Named after George Washington, the first President of the United States, the state was made out of the western part of the Washington Territory, which had been ceded by Britain in 1846 in accordance with the Oregon Treaty in the settlement of the Oregon boundary dispute. Washington is the 18th largest state with an area of 71,362 square miles (184,827 sq km), and the 13th most populous state with over 7 million people.In the autumn and winter, a low-pressure cyclone system takes over in the north Pacific Ocean, with air spiraling inward in a counter-clockwise fashion.This causes Washington's prevailing winds, the Chinooks, to come from the southwest, bringing relatively warm and moist air masses and a predictably wet season.From the Cascade Mountains westward, Western Washington has a mostly marine west coast climate, with mild temperatures and wet winters, autumns and springs, and relatively dry summers.
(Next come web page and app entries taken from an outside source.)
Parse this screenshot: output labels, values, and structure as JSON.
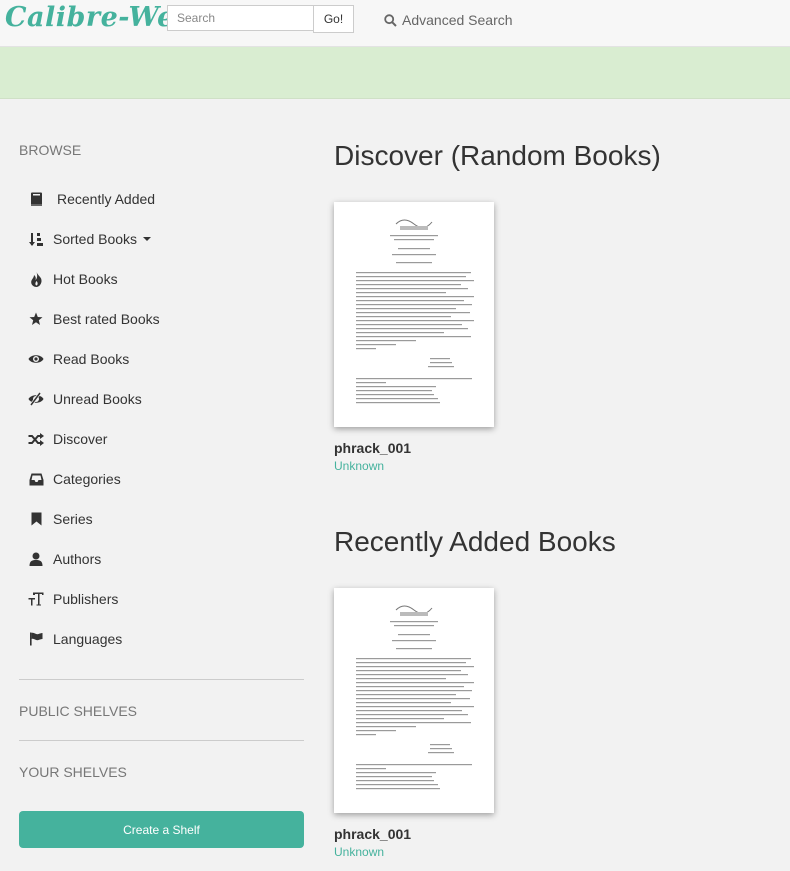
{
  "header": {
    "brand": "Calibre-Web",
    "search_placeholder": "Search",
    "go_label": "Go!",
    "advanced_search_label": "Advanced Search"
  },
  "sidebar": {
    "browse_header": "BROWSE",
    "items": [
      {
        "label": "Recently Added",
        "icon": "book-icon"
      },
      {
        "label": "Sorted Books",
        "icon": "sort-icon"
      },
      {
        "label": "Hot Books",
        "icon": "fire-icon"
      },
      {
        "label": "Best rated Books",
        "icon": "star-icon"
      },
      {
        "label": "Read Books",
        "icon": "eye-icon"
      },
      {
        "label": "Unread Books",
        "icon": "eye-slash-icon"
      },
      {
        "label": "Discover",
        "icon": "shuffle-icon"
      },
      {
        "label": "Categories",
        "icon": "inbox-icon"
      },
      {
        "label": "Series",
        "icon": "bookmark-icon"
      },
      {
        "label": "Authors",
        "icon": "user-icon"
      },
      {
        "label": "Publishers",
        "icon": "text-size-icon"
      },
      {
        "label": "Languages",
        "icon": "flag-icon"
      }
    ],
    "public_shelves_header": "PUBLIC SHELVES",
    "your_shelves_header": "YOUR SHELVES",
    "create_shelf_label": "Create a Shelf"
  },
  "main": {
    "discover_title": "Discover (Random Books)",
    "discover_books": [
      {
        "title": "phrack_001",
        "author": "Unknown"
      }
    ],
    "recent_title": "Recently Added Books",
    "recent_books": [
      {
        "title": "phrack_001",
        "author": "Unknown"
      }
    ]
  },
  "colors": {
    "accent": "#45b29d",
    "flash_background": "#d9edd1",
    "page_background": "#f2f2f2"
  }
}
Western Washington also is home of the Olympic Mountains, far west on the Olympic Peninsula, which support dense forests of conifers and areas of temperate rainforest.The Cascade Range contains several volcanoes, which reach altitudes significantly higher than the rest of the mountains. Mount Rainier, the tallest mountain in the state, is 50 miles (80 km) south of the city of Seattle, from which it is prominently visible. Rainier the most dangerous volcano in the Cascade Range, due to its proximity to the Seattle metropolitan area, and most dangerous in the continental U. These deep forests, such as the Hoh Rainforest, are among the only temperate rainforests in the continental United States.The term "Pineapple Express" is used colloquially to describe the extreme form of the wet-season Chinook winds.

Despite western Washington's having a marine climate similar to those of many coastal cities of Europe, there are exceptions such as the "Big Snow" events of 1880, 1881, 18 and the "deep freeze" winters of 1883–84, 1915–16, 1949––56, among others.

The Palouse southeast region of Washington was grassland that has been mostly converted into farmland, and extends to the Blue Mountains.

As described above, Washington's climate varies greatly from west to east.

Manufacturing industries in Washington include aircraft and missiles, shipbuilding and other transportation equipment, lumber, food processing, metals and metal products, chemicals, and machinery.

Washington has over 1,000 dams, including the Grand Coulee Dam, built for a variety of purposes including irrigation, power, flood control, and water storage.

Farther east, the climate becomes less arid, with annual rainfall increasing as one goes east to 21.2 inches (540 mm) in Pullman, near the Washington-Idaho border.